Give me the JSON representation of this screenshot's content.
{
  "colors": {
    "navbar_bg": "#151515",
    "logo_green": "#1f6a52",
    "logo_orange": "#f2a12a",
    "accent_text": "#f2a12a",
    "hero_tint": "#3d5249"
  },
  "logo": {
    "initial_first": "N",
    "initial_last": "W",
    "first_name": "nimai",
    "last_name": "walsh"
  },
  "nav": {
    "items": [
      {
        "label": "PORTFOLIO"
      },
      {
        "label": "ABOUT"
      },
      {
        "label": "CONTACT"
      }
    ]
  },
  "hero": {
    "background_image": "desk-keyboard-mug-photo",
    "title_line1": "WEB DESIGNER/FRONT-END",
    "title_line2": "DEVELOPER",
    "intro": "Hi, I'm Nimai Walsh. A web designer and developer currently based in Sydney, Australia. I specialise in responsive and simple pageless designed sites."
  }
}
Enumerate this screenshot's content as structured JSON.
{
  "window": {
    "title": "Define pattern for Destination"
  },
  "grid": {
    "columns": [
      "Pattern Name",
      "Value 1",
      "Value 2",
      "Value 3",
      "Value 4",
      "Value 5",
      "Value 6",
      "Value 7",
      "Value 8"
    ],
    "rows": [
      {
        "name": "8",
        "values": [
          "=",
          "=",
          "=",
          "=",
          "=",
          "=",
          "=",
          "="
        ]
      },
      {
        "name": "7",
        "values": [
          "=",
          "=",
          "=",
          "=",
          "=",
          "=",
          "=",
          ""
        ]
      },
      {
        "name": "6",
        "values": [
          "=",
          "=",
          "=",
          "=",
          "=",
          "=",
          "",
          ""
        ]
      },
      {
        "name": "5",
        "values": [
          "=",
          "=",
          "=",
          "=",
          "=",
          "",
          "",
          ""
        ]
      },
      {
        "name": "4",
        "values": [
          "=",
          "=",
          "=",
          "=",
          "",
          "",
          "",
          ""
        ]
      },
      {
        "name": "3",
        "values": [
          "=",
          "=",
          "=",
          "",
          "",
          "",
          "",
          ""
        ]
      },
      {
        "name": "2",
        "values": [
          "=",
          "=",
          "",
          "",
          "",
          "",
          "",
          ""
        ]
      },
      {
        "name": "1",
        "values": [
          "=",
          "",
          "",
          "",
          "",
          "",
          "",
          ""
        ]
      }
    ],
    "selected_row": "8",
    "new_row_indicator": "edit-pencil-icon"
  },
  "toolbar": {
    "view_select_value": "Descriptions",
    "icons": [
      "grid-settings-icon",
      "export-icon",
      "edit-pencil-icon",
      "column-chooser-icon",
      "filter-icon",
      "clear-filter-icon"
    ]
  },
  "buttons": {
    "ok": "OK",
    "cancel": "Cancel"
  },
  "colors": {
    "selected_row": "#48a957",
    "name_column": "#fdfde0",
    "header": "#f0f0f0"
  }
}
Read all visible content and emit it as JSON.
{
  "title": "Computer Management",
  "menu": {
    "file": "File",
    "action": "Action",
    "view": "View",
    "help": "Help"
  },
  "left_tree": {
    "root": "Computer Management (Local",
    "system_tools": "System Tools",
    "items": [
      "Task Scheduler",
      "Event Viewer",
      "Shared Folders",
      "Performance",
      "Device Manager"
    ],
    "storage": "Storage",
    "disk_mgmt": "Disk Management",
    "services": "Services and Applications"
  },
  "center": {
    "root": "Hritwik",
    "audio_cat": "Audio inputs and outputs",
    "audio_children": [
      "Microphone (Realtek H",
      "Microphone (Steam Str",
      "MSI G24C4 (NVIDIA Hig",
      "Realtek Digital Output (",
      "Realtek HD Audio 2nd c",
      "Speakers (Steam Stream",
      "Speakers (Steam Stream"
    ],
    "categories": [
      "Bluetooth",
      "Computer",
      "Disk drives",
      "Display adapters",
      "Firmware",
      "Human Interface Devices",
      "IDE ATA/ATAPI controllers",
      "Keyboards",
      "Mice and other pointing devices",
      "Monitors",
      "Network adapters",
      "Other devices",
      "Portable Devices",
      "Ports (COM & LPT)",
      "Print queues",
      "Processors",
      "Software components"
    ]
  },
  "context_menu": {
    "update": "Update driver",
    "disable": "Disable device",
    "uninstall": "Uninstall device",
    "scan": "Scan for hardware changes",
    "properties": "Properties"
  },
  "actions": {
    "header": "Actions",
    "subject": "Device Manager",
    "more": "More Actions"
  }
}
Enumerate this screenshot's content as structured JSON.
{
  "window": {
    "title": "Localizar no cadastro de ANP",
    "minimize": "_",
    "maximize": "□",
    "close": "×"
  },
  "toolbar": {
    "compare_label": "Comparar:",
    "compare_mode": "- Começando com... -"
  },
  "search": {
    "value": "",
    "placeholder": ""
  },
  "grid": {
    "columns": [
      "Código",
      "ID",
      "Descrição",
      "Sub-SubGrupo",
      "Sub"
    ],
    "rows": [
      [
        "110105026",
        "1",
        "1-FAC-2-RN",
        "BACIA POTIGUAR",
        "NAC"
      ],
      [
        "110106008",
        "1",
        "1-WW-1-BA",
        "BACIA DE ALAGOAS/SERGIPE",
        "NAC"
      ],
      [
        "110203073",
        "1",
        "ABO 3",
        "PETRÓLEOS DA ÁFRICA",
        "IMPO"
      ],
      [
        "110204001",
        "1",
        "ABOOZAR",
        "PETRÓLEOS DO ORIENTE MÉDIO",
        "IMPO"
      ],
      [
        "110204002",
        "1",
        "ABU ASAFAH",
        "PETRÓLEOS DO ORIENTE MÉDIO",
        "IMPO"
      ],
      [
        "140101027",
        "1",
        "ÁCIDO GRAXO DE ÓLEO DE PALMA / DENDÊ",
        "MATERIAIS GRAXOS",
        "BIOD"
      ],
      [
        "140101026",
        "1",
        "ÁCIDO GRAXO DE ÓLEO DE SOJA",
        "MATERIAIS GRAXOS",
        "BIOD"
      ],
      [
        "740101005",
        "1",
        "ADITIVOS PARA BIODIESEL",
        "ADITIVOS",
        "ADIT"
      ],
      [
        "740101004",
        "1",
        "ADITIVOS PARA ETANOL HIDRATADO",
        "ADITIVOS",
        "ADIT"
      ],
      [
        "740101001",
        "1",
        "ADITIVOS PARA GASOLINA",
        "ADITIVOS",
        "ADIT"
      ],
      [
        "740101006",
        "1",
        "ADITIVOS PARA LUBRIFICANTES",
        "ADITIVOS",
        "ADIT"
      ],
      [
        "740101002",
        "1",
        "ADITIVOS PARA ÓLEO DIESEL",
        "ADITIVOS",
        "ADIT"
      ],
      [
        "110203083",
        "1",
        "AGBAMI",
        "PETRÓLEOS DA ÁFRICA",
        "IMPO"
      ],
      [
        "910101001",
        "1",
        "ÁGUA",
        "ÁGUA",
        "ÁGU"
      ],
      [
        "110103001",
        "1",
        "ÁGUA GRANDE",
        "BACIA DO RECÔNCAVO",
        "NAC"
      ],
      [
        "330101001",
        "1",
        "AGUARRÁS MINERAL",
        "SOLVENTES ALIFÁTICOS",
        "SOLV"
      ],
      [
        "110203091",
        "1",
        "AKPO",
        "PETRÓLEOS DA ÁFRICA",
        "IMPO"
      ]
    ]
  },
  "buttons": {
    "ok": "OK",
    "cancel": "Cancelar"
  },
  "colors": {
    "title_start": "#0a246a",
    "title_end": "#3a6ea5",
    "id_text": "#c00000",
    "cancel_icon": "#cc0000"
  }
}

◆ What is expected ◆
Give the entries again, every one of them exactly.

◆ Problem solution ◆
Give me the JSON representation of this screenshot's content.
{
  "colors": {
    "navbar_bg": "#151515",
    "logo_green": "#1f6a52",
    "logo_orange": "#f2a12a",
    "accent_text": "#f2a12a",
    "hero_tint": "#3d5249"
  },
  "logo": {
    "initial_first": "N",
    "initial_last": "W",
    "first_name": "nimai",
    "last_name": "walsh"
  },
  "nav": {
    "items": [
      {
        "label": "PORTFOLIO"
      },
      {
        "label": "ABOUT"
      },
      {
        "label": "CONTACT"
      }
    ]
  },
  "hero": {
    "background_image": "desk-keyboard-mug-photo",
    "title_line1": "WEB DESIGNER/FRONT-END",
    "title_line2": "DEVELOPER",
    "intro": "Hi, I'm Nimai Walsh. A web designer and developer currently based in Sydney, Australia. I specialise in responsive and simple pageless designed sites."
  }
}
Enumerate this screenshot's content as structured JSON.
{
  "window": {
    "title": "Define pattern for Destination"
  },
  "grid": {
    "columns": [
      "Pattern Name",
      "Value 1",
      "Value 2",
      "Value 3",
      "Value 4",
      "Value 5",
      "Value 6",
      "Value 7",
      "Value 8"
    ],
    "rows": [
      {
        "name": "8",
        "values": [
          "=",
          "=",
          "=",
          "=",
          "=",
          "=",
          "=",
          "="
        ]
      },
      {
        "name": "7",
        "values": [
          "=",
          "=",
          "=",
          "=",
          "=",
          "=",
          "=",
          ""
        ]
      },
      {
        "name": "6",
        "values": [
          "=",
          "=",
          "=",
          "=",
          "=",
          "=",
          "",
          ""
        ]
      },
      {
        "name": "5",
        "values": [
          "=",
          "=",
          "=",
          "=",
          "=",
          "",
          "",
          ""
        ]
      },
      {
        "name": "4",
        "values": [
          "=",
          "=",
          "=",
          "=",
          "",
          "",
          "",
          ""
        ]
      },
      {
        "name": "3",
        "values": [
          "=",
          "=",
          "=",
          "",
          "",
          "",
          "",
          ""
        ]
      },
      {
        "name": "2",
        "values": [
          "=",
          "=",
          "",
          "",
          "",
          "",
          "",
          ""
        ]
      },
      {
        "name": "1",
        "values": [
          "=",
          "",
          "",
          "",
          "",
          "",
          "",
          ""
        ]
      }
    ],
    "selected_row": "8",
    "new_row_indicator": "edit-pencil-icon"
  },
  "toolbar": {
    "view_select_value": "Descriptions",
    "icons": [
      "grid-settings-icon",
      "export-icon",
      "edit-pencil-icon",
      "column-chooser-icon",
      "filter-icon",
      "clear-filter-icon"
    ]
  },
  "buttons": {
    "ok": "OK",
    "cancel": "Cancel"
  },
  "colors": {
    "selected_row": "#48a957",
    "name_column": "#fdfde0",
    "header": "#f0f0f0"
  }
}
Read all visible content and emit it as JSON.
{
  "title": "Computer Management",
  "menu": {
    "file": "File",
    "action": "Action",
    "view": "View",
    "help": "Help"
  },
  "left_tree": {
    "root": "Computer Management (Local",
    "system_tools": "System Tools",
    "items": [
      "Task Scheduler",
      "Event Viewer",
      "Shared Folders",
      "Performance",
      "Device Manager"
    ],
    "storage": "Storage",
    "disk_mgmt": "Disk Management",
    "services": "Services and Applications"
  },
  "center": {
    "root": "Hritwik",
    "audio_cat": "Audio inputs and outputs",
    "audio_children": [
      "Microphone (Realtek H",
      "Microphone (Steam Str",
      "MSI G24C4 (NVIDIA Hig",
      "Realtek Digital Output (",
      "Realtek HD Audio 2nd c",
      "Speakers (Steam Stream",
      "Speakers (Steam Stream"
    ],
    "categories": [
      "Bluetooth",
      "Computer",
      "Disk drives",
      "Display adapters",
      "Firmware",
      "Human Interface Devices",
      "IDE ATA/ATAPI controllers",
      "Keyboards",
      "Mice and other pointing devices",
      "Monitors",
      "Network adapters",
      "Other devices",
      "Portable Devices",
      "Ports (COM & LPT)",
      "Print queues",
      "Processors",
      "Software components"
    ]
  },
  "context_menu": {
    "update": "Update driver",
    "disable": "Disable device",
    "uninstall": "Uninstall device",
    "scan": "Scan for hardware changes",
    "properties": "Properties"
  },
  "actions": {
    "header": "Actions",
    "subject": "Device Manager",
    "more": "More Actions"
  }
}
Enumerate this screenshot's content as structured JSON.
{
  "window": {
    "title": "Localizar no cadastro de ANP",
    "minimize": "_",
    "maximize": "□",
    "close": "×"
  },
  "toolbar": {
    "compare_label": "Comparar:",
    "compare_mode": "- Começando com... -"
  },
  "search": {
    "value": "",
    "placeholder": ""
  },
  "grid": {
    "columns": [
      "Código",
      "ID",
      "Descrição",
      "Sub-SubGrupo",
      "Sub"
    ],
    "rows": [
      [
        "110105026",
        "1",
        "1-FAC-2-RN",
        "BACIA POTIGUAR",
        "NAC"
      ],
      [
        "110106008",
        "1",
        "1-WW-1-BA",
        "BACIA DE ALAGOAS/SERGIPE",
        "NAC"
      ],
      [
        "110203073",
        "1",
        "ABO 3",
        "PETRÓLEOS DA ÁFRICA",
        "IMPO"
      ],
      [
        "110204001",
        "1",
        "ABOOZAR",
        "PETRÓLEOS DO ORIENTE MÉDIO",
        "IMPO"
      ],
      [
        "110204002",
        "1",
        "ABU ASAFAH",
        "PETRÓLEOS DO ORIENTE MÉDIO",
        "IMPO"
      ],
      [
        "140101027",
        "1",
        "ÁCIDO GRAXO DE ÓLEO DE PALMA / DENDÊ",
        "MATERIAIS GRAXOS",
        "BIOD"
      ],
      [
        "140101026",
        "1",
        "ÁCIDO GRAXO DE ÓLEO DE SOJA",
        "MATERIAIS GRAXOS",
        "BIOD"
      ],
      [
        "740101005",
        "1",
        "ADITIVOS PARA BIODIESEL",
        "ADITIVOS",
        "ADIT"
      ],
      [
        "740101004",
        "1",
        "ADITIVOS PARA ETANOL HIDRATADO",
        "ADITIVOS",
        "ADIT"
      ],
      [
        "740101001",
        "1",
        "ADITIVOS PARA GASOLINA",
        "ADITIVOS",
        "ADIT"
      ],
      [
        "740101006",
        "1",
        "ADITIVOS PARA LUBRIFICANTES",
        "ADITIVOS",
        "ADIT"
      ],
      [
        "740101002",
        "1",
        "ADITIVOS PARA ÓLEO DIESEL",
        "ADITIVOS",
        "ADIT"
      ],
      [
        "110203083",
        "1",
        "AGBAMI",
        "PETRÓLEOS DA ÁFRICA",
        "IMPO"
      ],
      [
        "910101001",
        "1",
        "ÁGUA",
        "ÁGUA",
        "ÁGU"
      ],
      [
        "110103001",
        "1",
        "ÁGUA GRANDE",
        "BACIA DO RECÔNCAVO",
        "NAC"
      ],
      [
        "330101001",
        "1",
        "AGUARRÁS MINERAL",
        "SOLVENTES ALIFÁTICOS",
        "SOLV"
      ],
      [
        "110203091",
        "1",
        "AKPO",
        "PETRÓLEOS DA ÁFRICA",
        "IMPO"
      ]
    ]
  },
  "buttons": {
    "ok": "OK",
    "cancel": "Cancelar"
  },
  "colors": {
    "title_start": "#0a246a",
    "title_end": "#3a6ea5",
    "id_text": "#c00000",
    "cancel_icon": "#cc0000"
  }
}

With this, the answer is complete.